EXERCISE MATERIAL ->
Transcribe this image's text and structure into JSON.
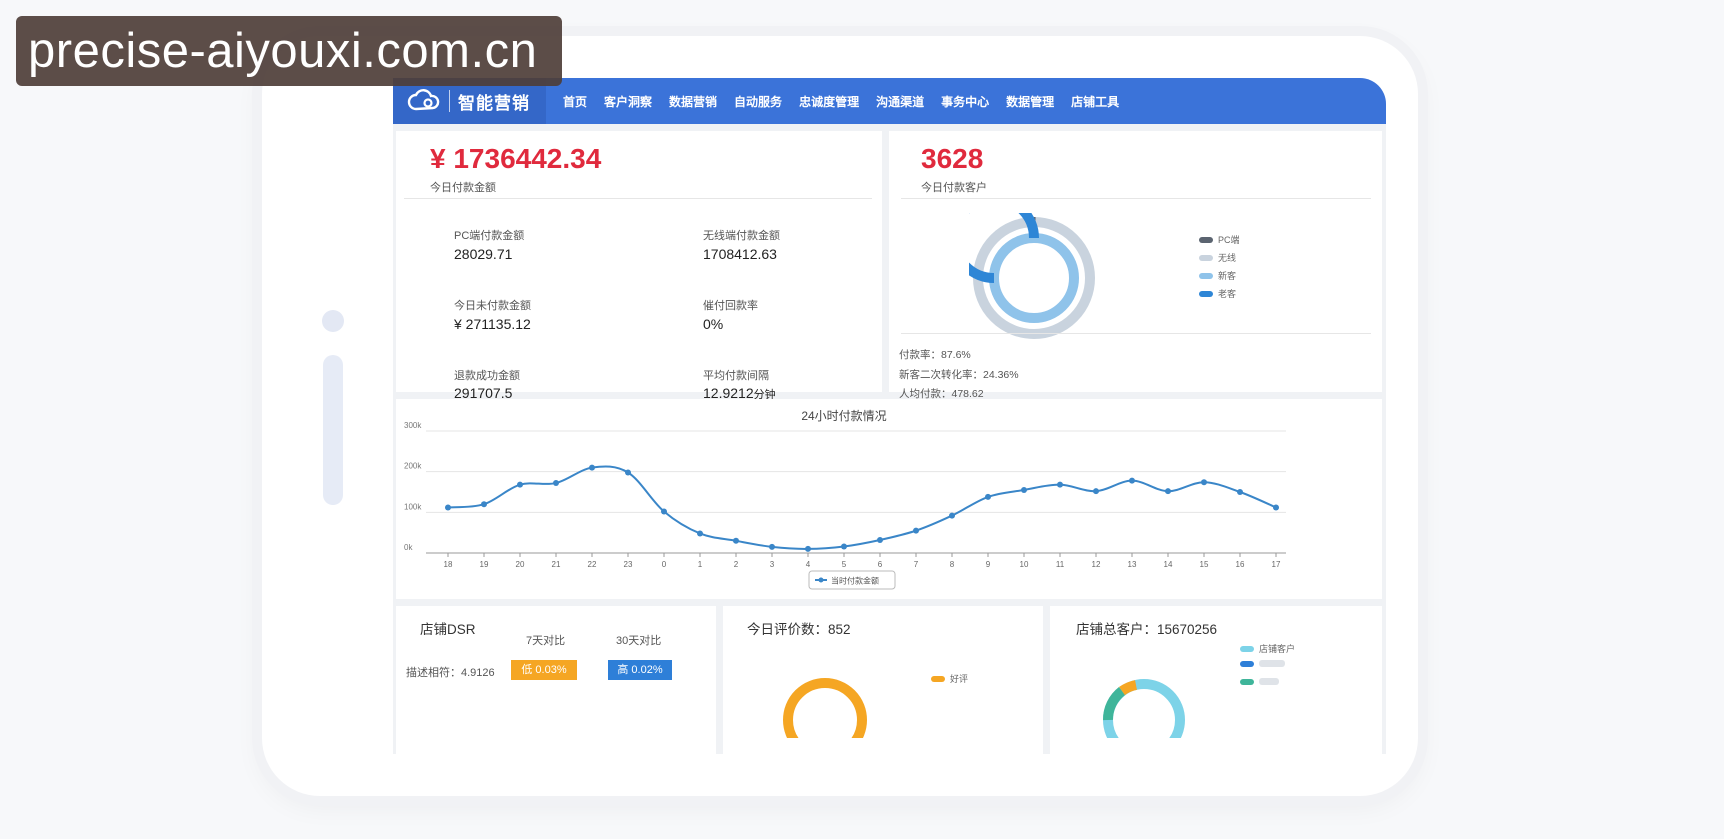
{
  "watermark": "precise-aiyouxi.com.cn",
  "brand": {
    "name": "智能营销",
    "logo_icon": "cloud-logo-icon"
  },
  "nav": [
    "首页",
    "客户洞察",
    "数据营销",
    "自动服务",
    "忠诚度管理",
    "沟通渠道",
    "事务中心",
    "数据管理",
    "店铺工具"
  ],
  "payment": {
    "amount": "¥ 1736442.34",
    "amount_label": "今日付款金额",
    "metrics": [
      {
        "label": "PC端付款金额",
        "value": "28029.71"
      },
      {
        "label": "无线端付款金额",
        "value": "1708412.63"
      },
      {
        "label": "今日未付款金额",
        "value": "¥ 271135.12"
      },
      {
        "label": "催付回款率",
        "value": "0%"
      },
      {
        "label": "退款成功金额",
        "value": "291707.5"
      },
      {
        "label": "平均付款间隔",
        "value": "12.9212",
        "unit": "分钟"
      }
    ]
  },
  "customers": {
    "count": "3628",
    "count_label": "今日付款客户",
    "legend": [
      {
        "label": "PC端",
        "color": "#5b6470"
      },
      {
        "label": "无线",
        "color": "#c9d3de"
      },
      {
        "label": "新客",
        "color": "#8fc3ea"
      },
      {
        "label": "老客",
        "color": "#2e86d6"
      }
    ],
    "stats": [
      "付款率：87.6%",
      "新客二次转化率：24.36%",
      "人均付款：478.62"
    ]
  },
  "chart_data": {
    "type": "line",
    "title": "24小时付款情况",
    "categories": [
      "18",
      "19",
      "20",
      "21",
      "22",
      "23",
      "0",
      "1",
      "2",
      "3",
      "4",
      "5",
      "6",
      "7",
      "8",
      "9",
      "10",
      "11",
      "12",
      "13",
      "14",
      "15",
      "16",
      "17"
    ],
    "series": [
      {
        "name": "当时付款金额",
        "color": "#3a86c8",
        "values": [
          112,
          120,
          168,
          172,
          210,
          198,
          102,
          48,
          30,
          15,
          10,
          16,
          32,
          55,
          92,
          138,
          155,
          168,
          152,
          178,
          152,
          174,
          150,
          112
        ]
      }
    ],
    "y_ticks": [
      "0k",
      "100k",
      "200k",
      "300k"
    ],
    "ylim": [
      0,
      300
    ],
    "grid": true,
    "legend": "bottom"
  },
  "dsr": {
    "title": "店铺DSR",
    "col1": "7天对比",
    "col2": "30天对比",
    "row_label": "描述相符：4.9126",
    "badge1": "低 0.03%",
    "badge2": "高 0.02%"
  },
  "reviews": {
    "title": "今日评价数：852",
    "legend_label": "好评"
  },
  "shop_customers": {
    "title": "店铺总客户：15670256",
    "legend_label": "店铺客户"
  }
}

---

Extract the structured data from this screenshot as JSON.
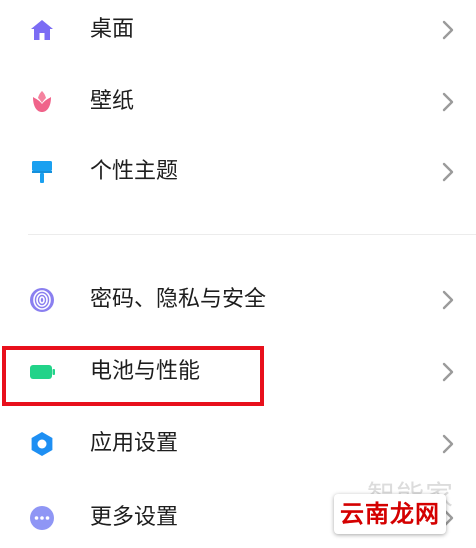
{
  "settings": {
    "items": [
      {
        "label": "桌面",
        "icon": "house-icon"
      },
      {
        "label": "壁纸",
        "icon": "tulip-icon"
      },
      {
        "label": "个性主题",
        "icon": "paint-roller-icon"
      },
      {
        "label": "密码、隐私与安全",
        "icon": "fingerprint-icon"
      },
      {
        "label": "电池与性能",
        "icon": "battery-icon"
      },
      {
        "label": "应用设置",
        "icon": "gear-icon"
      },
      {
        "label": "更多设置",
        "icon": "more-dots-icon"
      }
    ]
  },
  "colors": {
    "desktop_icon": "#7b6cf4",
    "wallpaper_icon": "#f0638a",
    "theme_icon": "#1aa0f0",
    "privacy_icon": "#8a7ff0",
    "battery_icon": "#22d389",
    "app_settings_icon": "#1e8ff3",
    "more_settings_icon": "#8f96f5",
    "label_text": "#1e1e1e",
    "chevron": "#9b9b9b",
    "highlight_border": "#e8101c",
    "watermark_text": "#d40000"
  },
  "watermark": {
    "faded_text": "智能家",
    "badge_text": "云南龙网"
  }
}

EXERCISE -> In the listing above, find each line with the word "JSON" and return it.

TASK RESULT ->
Transcribe this image's text and structure into JSON.
Extract the structured data from this screenshot as JSON.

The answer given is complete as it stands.